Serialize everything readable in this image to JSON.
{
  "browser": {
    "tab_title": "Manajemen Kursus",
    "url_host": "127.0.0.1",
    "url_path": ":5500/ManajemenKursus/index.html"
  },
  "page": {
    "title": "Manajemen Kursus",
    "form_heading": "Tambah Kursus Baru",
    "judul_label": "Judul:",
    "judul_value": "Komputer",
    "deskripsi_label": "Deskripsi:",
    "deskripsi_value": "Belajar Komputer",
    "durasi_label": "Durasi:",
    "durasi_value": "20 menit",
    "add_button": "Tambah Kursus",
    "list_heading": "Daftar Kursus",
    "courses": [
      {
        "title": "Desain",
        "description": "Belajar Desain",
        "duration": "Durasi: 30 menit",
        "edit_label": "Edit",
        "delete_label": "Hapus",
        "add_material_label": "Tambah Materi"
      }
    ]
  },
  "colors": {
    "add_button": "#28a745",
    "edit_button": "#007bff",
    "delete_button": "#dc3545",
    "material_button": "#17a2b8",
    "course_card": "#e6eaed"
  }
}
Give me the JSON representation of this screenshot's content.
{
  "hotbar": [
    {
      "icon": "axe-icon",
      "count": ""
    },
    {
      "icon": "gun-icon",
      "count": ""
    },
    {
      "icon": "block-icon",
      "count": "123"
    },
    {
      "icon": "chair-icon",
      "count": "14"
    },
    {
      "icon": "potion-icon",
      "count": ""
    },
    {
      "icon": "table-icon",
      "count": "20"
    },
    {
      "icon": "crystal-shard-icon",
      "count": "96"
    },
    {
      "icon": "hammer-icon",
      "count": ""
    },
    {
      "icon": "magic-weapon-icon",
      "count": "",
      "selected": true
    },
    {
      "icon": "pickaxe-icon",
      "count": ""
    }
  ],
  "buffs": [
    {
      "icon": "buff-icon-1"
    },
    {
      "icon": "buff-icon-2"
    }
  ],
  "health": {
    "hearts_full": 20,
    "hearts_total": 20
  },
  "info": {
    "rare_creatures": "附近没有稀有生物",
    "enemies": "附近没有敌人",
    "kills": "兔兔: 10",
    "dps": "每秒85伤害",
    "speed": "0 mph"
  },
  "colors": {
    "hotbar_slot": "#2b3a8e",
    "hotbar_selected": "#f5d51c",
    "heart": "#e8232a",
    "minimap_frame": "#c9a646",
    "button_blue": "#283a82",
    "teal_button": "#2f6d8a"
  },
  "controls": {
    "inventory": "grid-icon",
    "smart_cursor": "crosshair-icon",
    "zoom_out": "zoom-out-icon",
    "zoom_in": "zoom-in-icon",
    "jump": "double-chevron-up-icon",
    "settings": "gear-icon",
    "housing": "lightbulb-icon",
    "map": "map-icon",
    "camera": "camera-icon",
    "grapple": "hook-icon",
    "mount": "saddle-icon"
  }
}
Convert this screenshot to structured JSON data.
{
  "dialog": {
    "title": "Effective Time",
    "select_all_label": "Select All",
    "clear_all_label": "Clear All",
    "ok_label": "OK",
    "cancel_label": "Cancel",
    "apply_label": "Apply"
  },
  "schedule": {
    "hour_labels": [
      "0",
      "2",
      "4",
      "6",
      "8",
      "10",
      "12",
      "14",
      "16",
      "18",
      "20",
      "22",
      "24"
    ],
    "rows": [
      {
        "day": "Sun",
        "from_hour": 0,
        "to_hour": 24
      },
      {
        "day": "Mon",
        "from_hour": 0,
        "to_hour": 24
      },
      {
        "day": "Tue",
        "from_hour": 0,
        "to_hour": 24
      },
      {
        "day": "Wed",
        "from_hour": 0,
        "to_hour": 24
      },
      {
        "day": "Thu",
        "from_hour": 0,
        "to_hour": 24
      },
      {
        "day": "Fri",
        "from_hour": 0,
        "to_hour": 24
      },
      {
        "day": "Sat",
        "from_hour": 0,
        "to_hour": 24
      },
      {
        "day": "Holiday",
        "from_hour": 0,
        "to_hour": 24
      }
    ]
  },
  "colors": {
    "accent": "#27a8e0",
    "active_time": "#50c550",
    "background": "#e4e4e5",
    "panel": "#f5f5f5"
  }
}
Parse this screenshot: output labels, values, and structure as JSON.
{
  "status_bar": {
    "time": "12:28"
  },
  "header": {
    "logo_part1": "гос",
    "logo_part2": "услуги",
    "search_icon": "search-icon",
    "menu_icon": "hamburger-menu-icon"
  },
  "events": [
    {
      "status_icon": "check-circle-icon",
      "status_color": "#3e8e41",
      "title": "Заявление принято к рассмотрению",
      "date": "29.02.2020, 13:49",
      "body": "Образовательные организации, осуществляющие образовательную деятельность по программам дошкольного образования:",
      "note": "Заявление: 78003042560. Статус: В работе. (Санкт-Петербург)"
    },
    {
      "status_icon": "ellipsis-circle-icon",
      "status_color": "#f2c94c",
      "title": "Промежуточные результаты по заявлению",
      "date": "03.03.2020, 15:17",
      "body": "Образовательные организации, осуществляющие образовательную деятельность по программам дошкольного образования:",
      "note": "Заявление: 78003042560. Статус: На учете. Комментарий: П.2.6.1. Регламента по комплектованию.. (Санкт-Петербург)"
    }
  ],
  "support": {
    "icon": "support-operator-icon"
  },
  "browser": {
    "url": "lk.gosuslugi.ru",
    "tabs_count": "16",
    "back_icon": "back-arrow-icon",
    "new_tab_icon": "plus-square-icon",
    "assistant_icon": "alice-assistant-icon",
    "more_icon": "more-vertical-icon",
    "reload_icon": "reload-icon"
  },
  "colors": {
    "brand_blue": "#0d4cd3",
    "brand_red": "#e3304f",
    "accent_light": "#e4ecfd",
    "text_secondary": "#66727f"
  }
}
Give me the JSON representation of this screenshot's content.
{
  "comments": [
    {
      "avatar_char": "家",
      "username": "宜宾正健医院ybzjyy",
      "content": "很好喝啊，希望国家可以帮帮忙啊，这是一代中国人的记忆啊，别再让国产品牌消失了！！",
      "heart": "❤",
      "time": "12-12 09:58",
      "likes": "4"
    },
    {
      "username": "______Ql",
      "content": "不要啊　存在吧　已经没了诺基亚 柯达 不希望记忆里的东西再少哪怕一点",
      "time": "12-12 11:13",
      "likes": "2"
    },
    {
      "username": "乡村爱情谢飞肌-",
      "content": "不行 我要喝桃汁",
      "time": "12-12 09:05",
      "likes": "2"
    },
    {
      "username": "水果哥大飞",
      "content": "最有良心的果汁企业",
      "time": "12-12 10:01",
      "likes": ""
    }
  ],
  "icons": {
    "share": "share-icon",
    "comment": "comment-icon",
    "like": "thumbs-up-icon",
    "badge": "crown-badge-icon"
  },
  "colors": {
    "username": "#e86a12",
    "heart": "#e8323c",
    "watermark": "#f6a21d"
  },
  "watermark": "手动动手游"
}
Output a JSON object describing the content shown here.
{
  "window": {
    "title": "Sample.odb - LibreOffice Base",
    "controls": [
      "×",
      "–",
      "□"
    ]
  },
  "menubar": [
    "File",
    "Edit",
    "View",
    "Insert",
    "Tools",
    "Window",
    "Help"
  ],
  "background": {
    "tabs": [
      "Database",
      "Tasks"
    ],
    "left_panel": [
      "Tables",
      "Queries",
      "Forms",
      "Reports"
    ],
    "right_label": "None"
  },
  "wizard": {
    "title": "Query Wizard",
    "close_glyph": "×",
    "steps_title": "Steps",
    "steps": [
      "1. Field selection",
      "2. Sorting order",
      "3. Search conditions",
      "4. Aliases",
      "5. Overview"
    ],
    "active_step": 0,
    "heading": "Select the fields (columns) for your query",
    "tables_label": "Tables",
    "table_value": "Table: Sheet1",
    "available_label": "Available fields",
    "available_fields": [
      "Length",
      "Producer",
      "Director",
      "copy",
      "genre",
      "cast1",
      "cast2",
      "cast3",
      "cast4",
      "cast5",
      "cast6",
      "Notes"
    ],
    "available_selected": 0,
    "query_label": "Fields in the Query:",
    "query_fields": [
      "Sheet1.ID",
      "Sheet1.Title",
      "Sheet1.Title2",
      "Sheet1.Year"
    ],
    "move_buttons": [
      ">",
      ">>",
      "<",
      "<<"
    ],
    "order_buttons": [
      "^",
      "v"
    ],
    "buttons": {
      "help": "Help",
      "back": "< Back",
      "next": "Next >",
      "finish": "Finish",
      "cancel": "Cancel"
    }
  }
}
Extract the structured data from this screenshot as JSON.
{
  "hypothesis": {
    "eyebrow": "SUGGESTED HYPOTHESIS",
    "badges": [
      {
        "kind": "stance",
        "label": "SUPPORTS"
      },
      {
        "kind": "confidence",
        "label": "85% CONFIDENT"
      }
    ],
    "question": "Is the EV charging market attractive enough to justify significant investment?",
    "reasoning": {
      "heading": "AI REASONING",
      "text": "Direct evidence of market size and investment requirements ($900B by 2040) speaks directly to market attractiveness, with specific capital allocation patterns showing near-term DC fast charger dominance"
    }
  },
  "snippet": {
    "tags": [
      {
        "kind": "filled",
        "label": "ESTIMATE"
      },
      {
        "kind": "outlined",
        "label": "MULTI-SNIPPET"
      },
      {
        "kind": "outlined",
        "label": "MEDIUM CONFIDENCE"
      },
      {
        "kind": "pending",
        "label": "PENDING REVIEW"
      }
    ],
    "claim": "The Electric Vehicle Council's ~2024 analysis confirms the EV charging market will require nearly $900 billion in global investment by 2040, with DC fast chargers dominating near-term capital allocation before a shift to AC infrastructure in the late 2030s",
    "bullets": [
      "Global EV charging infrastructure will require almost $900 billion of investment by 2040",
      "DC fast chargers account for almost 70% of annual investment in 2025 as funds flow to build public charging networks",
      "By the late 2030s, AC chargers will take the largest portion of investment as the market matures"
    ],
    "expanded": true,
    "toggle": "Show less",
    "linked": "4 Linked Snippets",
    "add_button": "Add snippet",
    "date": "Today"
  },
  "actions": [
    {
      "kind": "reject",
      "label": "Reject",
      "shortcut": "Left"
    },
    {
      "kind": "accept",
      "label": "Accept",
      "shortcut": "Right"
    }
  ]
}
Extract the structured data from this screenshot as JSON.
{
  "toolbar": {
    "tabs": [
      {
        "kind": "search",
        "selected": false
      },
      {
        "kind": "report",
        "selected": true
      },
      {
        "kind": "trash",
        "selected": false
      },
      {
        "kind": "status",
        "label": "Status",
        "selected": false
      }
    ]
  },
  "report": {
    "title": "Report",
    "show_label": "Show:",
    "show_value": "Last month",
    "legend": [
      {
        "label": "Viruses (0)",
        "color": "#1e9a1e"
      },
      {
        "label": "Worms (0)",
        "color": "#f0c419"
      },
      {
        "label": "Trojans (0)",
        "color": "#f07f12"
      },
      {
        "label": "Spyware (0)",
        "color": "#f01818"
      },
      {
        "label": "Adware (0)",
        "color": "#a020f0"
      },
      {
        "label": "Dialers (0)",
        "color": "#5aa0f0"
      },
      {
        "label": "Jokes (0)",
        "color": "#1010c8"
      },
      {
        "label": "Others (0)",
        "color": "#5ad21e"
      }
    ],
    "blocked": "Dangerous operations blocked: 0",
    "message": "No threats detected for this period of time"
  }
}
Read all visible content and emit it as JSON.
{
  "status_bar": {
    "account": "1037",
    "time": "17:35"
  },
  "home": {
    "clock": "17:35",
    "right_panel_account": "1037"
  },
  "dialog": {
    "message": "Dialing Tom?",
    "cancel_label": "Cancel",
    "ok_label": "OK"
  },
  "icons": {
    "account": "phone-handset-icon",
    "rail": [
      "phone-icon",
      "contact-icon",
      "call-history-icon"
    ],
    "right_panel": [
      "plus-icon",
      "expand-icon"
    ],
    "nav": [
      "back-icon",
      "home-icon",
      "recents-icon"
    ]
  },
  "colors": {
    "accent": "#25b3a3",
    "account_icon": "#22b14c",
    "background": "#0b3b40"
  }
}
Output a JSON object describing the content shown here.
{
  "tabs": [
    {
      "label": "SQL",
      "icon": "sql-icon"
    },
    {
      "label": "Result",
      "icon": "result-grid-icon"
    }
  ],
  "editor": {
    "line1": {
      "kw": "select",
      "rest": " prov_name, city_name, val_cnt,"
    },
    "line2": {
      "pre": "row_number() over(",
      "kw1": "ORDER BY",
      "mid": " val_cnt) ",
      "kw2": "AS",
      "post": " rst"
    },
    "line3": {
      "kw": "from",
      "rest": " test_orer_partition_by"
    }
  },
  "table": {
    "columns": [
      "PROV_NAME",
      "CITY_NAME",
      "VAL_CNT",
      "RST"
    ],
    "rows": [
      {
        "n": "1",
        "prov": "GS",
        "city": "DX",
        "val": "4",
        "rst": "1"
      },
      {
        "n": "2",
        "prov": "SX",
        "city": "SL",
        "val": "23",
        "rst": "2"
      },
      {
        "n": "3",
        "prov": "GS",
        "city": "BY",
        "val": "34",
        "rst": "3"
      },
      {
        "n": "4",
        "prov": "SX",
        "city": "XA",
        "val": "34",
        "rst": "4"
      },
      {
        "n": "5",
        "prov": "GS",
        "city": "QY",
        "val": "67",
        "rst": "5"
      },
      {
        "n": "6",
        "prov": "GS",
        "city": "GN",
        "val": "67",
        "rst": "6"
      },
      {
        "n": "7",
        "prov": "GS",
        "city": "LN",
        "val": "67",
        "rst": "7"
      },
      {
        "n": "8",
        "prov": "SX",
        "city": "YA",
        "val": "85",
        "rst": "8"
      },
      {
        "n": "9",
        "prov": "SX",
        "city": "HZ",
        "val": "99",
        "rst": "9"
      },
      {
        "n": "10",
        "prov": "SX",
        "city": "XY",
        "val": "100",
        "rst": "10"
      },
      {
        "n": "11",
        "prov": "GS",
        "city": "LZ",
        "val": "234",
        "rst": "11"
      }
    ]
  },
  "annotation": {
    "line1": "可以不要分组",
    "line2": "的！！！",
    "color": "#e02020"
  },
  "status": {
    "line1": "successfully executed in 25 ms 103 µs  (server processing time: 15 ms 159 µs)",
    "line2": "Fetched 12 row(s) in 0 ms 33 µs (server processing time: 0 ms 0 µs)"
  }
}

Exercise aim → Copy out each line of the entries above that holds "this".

Exercise response →
Serialize everything readable in this image to JSON.
Give me the JSON representation of this screenshot's content.
Convert this screenshot to structured JSON data.
Parse this screenshot: output labels, values, and structure as JSON.
Give me the JSON representation of this screenshot's content.
Extract the structured data from this screenshot as JSON.
Extract the structured data from this screenshot as JSON.
    "message": "No threats detected for this period of time"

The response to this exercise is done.